Some interesting recent publications co-authored by CS group members:

Singh, P., Märtsin, M., Glasswell, K. (2013). Knowledge Work at the Boundary: Making a Difference to Educational Disadvantage. Learning, Culture and Social Interaction, In Press, Corrected Proof, Available online 15 March 2013

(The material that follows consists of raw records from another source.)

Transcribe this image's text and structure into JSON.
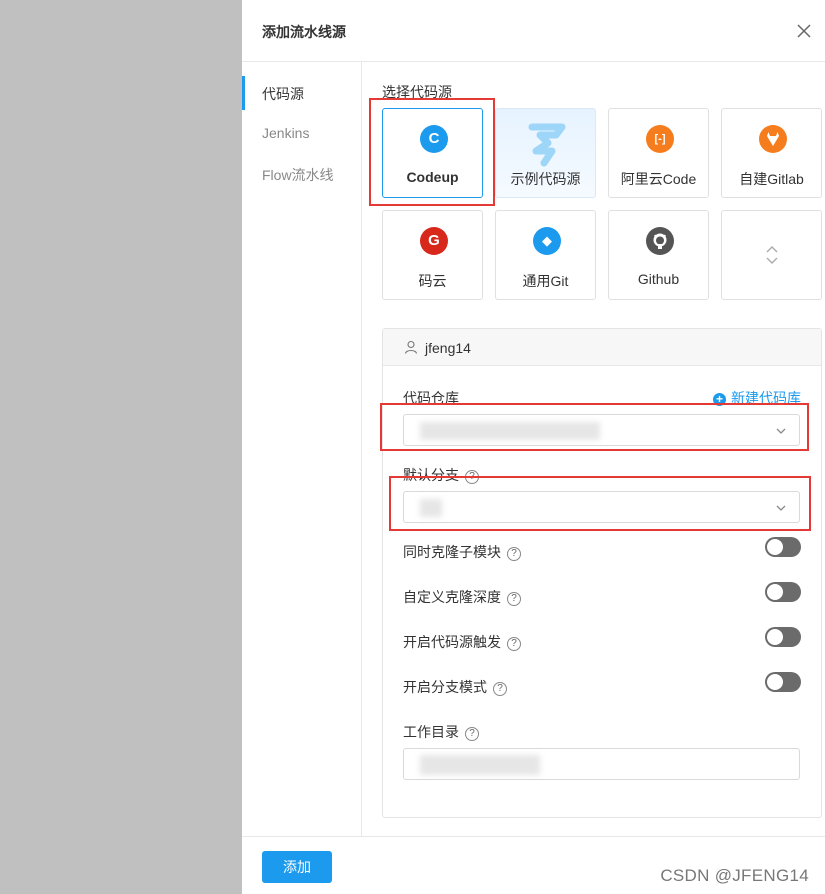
{
  "dialog": {
    "title": "添加流水线源",
    "close_icon": "close-icon"
  },
  "nav": {
    "items": [
      {
        "label": "代码源",
        "active": true
      },
      {
        "label": "Jenkins",
        "active": false
      },
      {
        "label": "Flow流水线",
        "active": false
      }
    ]
  },
  "source_select": {
    "label": "选择代码源",
    "tiles": [
      {
        "label": "Codeup",
        "icon": "codeup-icon",
        "glyph": "C",
        "color": "#1b9aee",
        "selected": true
      },
      {
        "label": "示例代码源",
        "icon": "demo-source-icon",
        "glyph": "",
        "color": "#8fd0f7",
        "selected": false
      },
      {
        "label": "阿里云Code",
        "icon": "aliyun-code-icon",
        "glyph": "[-]",
        "color": "#f57d1e",
        "selected": false
      },
      {
        "label": "自建Gitlab",
        "icon": "gitlab-icon",
        "glyph": "",
        "color": "#f57d1e",
        "selected": false
      },
      {
        "label": "码云",
        "icon": "gitee-icon",
        "glyph": "G",
        "color": "#d7281b",
        "selected": false
      },
      {
        "label": "通用Git",
        "icon": "git-icon",
        "glyph": "◆",
        "color": "#1b9aee",
        "selected": false
      },
      {
        "label": "Github",
        "icon": "github-icon",
        "glyph": "",
        "color": "#555555",
        "selected": false
      },
      {
        "label": "",
        "icon": "expand-icon",
        "glyph": "",
        "color": "",
        "selected": false
      }
    ]
  },
  "account": {
    "username": "jfeng14",
    "icon": "user-icon"
  },
  "repo": {
    "label": "代码仓库",
    "new_repo_label": "新建代码库",
    "value": ""
  },
  "branch": {
    "label": "默认分支",
    "value": ""
  },
  "toggles": [
    {
      "label": "同时克隆子模块",
      "on": false
    },
    {
      "label": "自定义克隆深度",
      "on": false
    },
    {
      "label": "开启代码源触发",
      "on": false
    },
    {
      "label": "开启分支模式",
      "on": false
    }
  ],
  "workdir": {
    "label": "工作目录",
    "value": ""
  },
  "footer": {
    "add_label": "添加"
  },
  "watermark": "CSDN @JFENG14",
  "colors": {
    "accent": "#1b9aee",
    "highlight_box": "#e53935",
    "toggle_off": "#6b6b6b",
    "backdrop": "#c0c0c0"
  }
}
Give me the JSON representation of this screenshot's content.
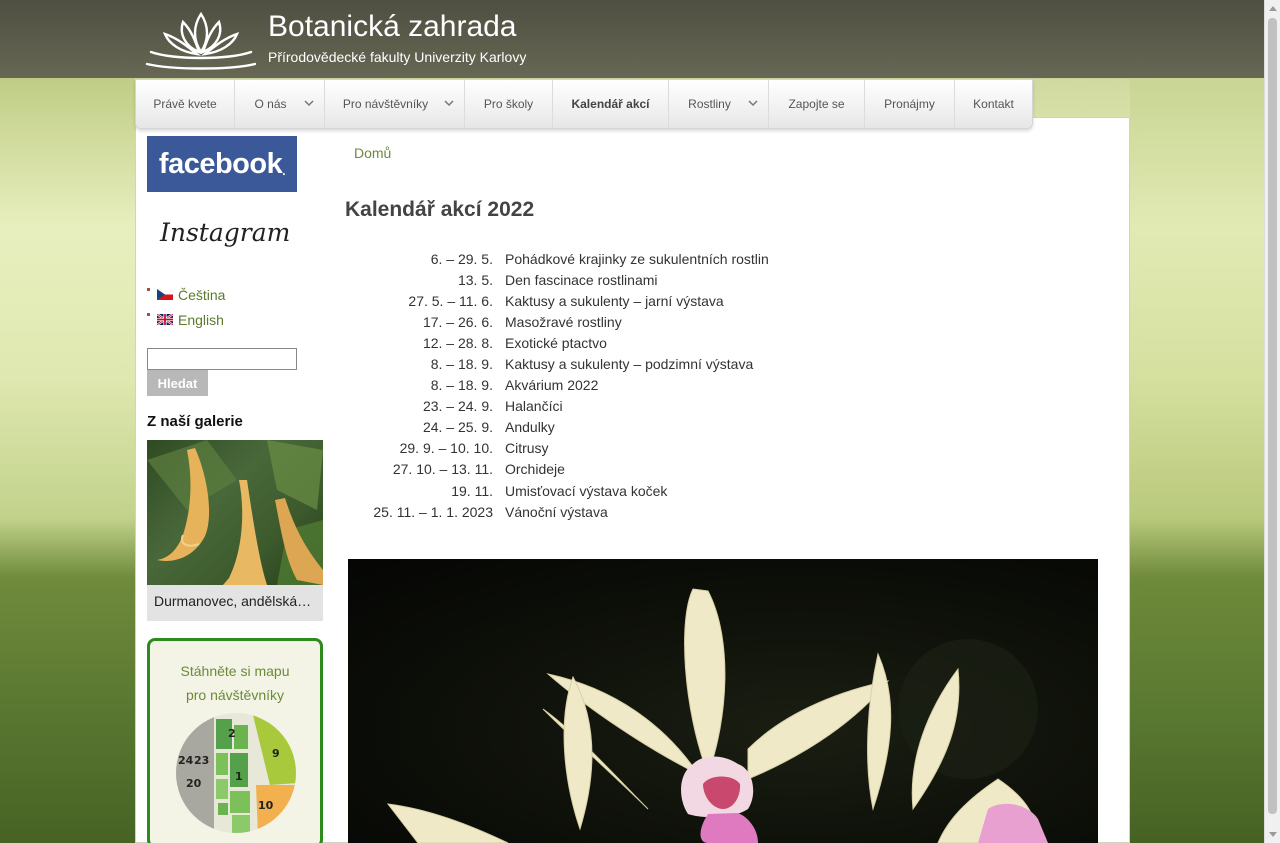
{
  "header": {
    "title": "Botanická zahrada",
    "subtitle": "Přírodovědecké fakulty Univerzity Karlovy"
  },
  "nav": {
    "items": [
      {
        "label": "Právě kvete",
        "dropdown": false,
        "active": false
      },
      {
        "label": "O nás",
        "dropdown": true,
        "active": false
      },
      {
        "label": "Pro návštěvníky",
        "dropdown": true,
        "active": false
      },
      {
        "label": "Pro školy",
        "dropdown": false,
        "active": false
      },
      {
        "label": "Kalendář akcí",
        "dropdown": false,
        "active": true
      },
      {
        "label": "Rostliny",
        "dropdown": true,
        "active": false
      },
      {
        "label": "Zapojte se",
        "dropdown": false,
        "active": false
      },
      {
        "label": "Pronájmy",
        "dropdown": false,
        "active": false
      },
      {
        "label": "Kontakt",
        "dropdown": false,
        "active": false
      }
    ]
  },
  "sidebar": {
    "facebook_label": "facebook",
    "instagram_label": "Instagram",
    "languages": [
      {
        "label": "Čeština",
        "flag": "cz-flag-icon"
      },
      {
        "label": "English",
        "flag": "uk-flag-icon"
      }
    ],
    "search": {
      "value": "",
      "button_label": "Hledat"
    },
    "gallery": {
      "title": "Z naší galerie",
      "caption": "Durmanovec, andělská…"
    },
    "map": {
      "line1": "Stáhněte si mapu",
      "line2": "pro návštěvníky",
      "sections": [
        "2",
        "9",
        "24",
        "23",
        "20",
        "1",
        "10"
      ]
    }
  },
  "main": {
    "breadcrumb": "Domů",
    "title": "Kalendář akcí 2022",
    "events": [
      {
        "date": "6. – 29. 5.",
        "name": "Pohádkové krajinky ze sukulentních rostlin"
      },
      {
        "date": "13. 5.",
        "name": "Den fascinace rostlinami"
      },
      {
        "date": "27. 5. – 11. 6.",
        "name": "Kaktusy a sukulenty – jarní výstava"
      },
      {
        "date": "17. – 26. 6.",
        "name": "Masožravé rostliny"
      },
      {
        "date": "12. – 28. 8.",
        "name": "Exotické ptactvo"
      },
      {
        "date": "8. – 18. 9.",
        "name": "Kaktusy a sukulenty – podzimní výstava"
      },
      {
        "date": "8. – 18. 9.",
        "name": "Akvárium 2022"
      },
      {
        "date": "23. – 24. 9.",
        "name": "Halančíci"
      },
      {
        "date": "24. – 25. 9.",
        "name": "Andulky"
      },
      {
        "date": "29. 9. – 10. 10.",
        "name": "Citrusy"
      },
      {
        "date": "27. 10. – 13. 11.",
        "name": "Orchideje"
      },
      {
        "date": "19. 11.",
        "name": "Umisťovací výstava koček"
      },
      {
        "date": "25. 11. – 1. 1. 2023",
        "name": "Vánoční výstava"
      }
    ]
  },
  "colors": {
    "header_bg": "#5b5b4a",
    "link_green": "#6c8a3a",
    "facebook_blue": "#3b5998",
    "map_border": "#2f8a1e"
  }
}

Abstract
This paper aims to contribute to the literature about boundary crossing and explicate how boundaries carry learning potential. We aim to do this by theorising the work of school-based researchers (SBRs) in a school–university partnership project aimed at addressing issues of educational disadvantage. We conceptualise the worlds of teaching and research as characterised by different types of knowledge work and ways of knowing, and by different interaction rituals and emotional investments for engaging with that knowledge. Yet we also contend that the practice boundary that separates also connects and intertwines, as people, objects and knowledge move back and forth across it and become transformed in the process. We suggest that the kind of transformative knowledge work discussed in this paper entails understanding the power and control relations involved in recontextualising knowledge as it moves across the research–practice gap. This process necessitates recognising and acknowledging the emotional investments, energies and interaction rituals attached to local, domain specific knowledge and ways of knowing. By discussing the work of school-based researchers we aim to show how processes of recontextualisation at the boundary between researcher and practitioner knowledge can hold the potential to make a difference to issues of seemingly entrenched educational disadvantage.

Singh, P.,Thomas, S. & Harris, J. (2013) Recontextualising policy discourses: a Bernsteinian perspective on policy interpretation, translation, enactment, Journal of Education Policy, DOI:10.1080/02680939.2013.770554

Abstract
This paper contributes to critical policy research by theorising one aspect of policy enactment, the meaning making work of a cohort of mid-level policy actors. Specifically, we propose that Basil Bernstein’s work on the structuring of pedagogic discourse, in particular, the concept of recontextualisation, may add to understandings of the policy work of interpretation and translation. Recontextualisation refers to the relational processes of selecting and moving knowledge from one context to another, as well as to the distinctive re-organisation of knowledge as an instructional and regulative or moral discourse. Processes of recontextualisation necessitate an analysis of power and control relations, and therefore add to the Foucauldian theorisations of power that currently dominate the critical policy literature. A process of code elaboration (decoding and recoding) takes place in various recontextualising agencies, responsible for the production of professional development materials, teaching guidelines and curriculum resources. We propose that mid-level policy actors are crucial to the work of policy interpretation and translation because they are engaged in elaborating the condensed codes of policy texts to an imagined logic of teachers’ practical work. To illustrate our theoretical points we draw on data; collected for an Australian research project on the accounts of mid-level policy actors responsible for the interpretation of child protection and safety policies for staff in Queensland schools.